* [Action item] Find the lines below in which the string "Links" occurs. Copy each one.

Extracted data entries:

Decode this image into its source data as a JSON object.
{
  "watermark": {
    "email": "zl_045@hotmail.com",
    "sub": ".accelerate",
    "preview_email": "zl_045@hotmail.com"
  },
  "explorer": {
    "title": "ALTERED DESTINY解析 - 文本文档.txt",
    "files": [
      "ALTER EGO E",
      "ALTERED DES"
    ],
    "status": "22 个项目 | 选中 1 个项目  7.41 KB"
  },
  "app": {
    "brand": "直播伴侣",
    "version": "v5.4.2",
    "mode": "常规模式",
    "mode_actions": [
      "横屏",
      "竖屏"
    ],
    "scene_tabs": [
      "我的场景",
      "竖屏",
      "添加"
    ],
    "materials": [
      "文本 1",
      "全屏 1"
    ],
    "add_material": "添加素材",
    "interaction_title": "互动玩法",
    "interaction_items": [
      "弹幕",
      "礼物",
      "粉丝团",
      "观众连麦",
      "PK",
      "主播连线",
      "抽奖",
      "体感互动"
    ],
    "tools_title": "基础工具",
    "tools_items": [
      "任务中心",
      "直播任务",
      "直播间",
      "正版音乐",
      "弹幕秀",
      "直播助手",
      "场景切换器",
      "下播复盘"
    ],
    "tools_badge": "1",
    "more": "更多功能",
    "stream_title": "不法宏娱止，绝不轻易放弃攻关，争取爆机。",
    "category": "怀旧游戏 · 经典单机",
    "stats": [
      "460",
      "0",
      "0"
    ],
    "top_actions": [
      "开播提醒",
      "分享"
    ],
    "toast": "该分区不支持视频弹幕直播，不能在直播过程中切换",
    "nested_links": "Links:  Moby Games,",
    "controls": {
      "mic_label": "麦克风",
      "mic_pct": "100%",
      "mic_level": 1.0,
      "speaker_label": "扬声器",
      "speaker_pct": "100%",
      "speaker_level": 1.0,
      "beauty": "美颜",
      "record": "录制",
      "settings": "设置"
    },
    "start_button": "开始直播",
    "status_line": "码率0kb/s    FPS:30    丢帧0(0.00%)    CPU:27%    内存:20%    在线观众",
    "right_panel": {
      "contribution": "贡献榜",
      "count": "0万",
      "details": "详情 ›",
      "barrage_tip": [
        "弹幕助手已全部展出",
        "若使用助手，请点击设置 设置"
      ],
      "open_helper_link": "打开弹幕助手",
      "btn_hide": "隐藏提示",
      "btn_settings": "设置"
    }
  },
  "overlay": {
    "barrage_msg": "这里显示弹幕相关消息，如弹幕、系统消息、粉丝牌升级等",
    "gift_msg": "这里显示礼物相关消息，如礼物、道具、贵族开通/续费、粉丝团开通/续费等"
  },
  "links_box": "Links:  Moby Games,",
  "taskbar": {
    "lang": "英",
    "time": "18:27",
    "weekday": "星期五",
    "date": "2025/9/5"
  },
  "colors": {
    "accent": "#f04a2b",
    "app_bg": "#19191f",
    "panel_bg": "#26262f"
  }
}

* [Exercise result]
    "nested_links": "Links:  Moby Games,",
  "links_box": "Links:  Moby Games,",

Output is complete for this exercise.